Your instructions.
Could all of the entries be written out exactly, with any pictures omitted?

═════ Material for the task ═════

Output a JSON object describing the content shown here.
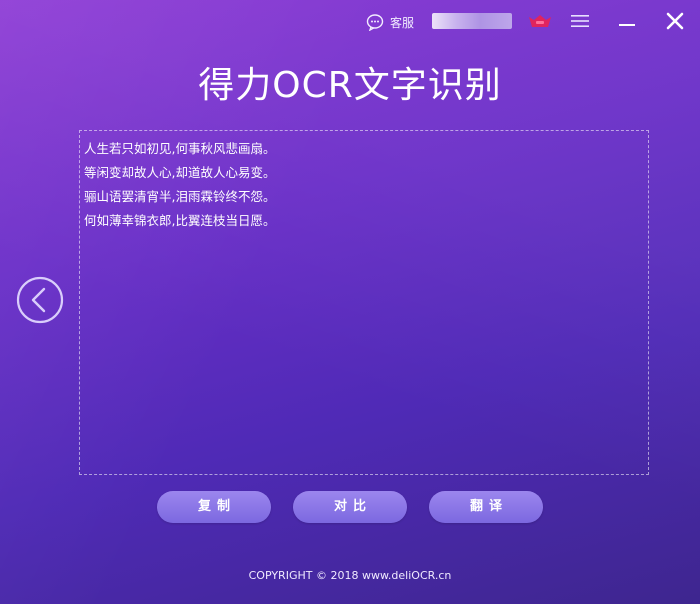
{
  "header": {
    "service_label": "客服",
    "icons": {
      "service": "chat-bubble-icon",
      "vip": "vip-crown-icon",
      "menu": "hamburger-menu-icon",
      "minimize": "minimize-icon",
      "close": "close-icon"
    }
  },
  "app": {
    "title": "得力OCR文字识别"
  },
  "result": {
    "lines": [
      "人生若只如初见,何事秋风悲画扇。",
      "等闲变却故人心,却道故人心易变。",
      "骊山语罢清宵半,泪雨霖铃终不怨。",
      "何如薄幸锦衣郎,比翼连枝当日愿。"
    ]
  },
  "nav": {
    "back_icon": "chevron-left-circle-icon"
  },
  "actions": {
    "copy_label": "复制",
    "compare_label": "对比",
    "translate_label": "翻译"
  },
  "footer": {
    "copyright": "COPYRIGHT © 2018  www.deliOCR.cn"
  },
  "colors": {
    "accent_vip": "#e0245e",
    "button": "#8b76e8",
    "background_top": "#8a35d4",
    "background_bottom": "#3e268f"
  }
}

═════

Answer space.
Output a JSON object describing the content shown here.
{
  "header": {
    "service_label": "客服",
    "icons": {
      "service": "chat-bubble-icon",
      "vip": "vip-crown-icon",
      "menu": "hamburger-menu-icon",
      "minimize": "minimize-icon",
      "close": "close-icon"
    }
  },
  "app": {
    "title": "得力OCR文字识别"
  },
  "result": {
    "lines": [
      "人生若只如初见,何事秋风悲画扇。",
      "等闲变却故人心,却道故人心易变。",
      "骊山语罢清宵半,泪雨霖铃终不怨。",
      "何如薄幸锦衣郎,比翼连枝当日愿。"
    ]
  },
  "nav": {
    "back_icon": "chevron-left-circle-icon"
  },
  "actions": {
    "copy_label": "复制",
    "compare_label": "对比",
    "translate_label": "翻译"
  },
  "footer": {
    "copyright": "COPYRIGHT © 2018  www.deliOCR.cn"
  },
  "colors": {
    "accent_vip": "#e0245e",
    "button": "#8b76e8",
    "background_top": "#8a35d4",
    "background_bottom": "#3e268f"
  }
}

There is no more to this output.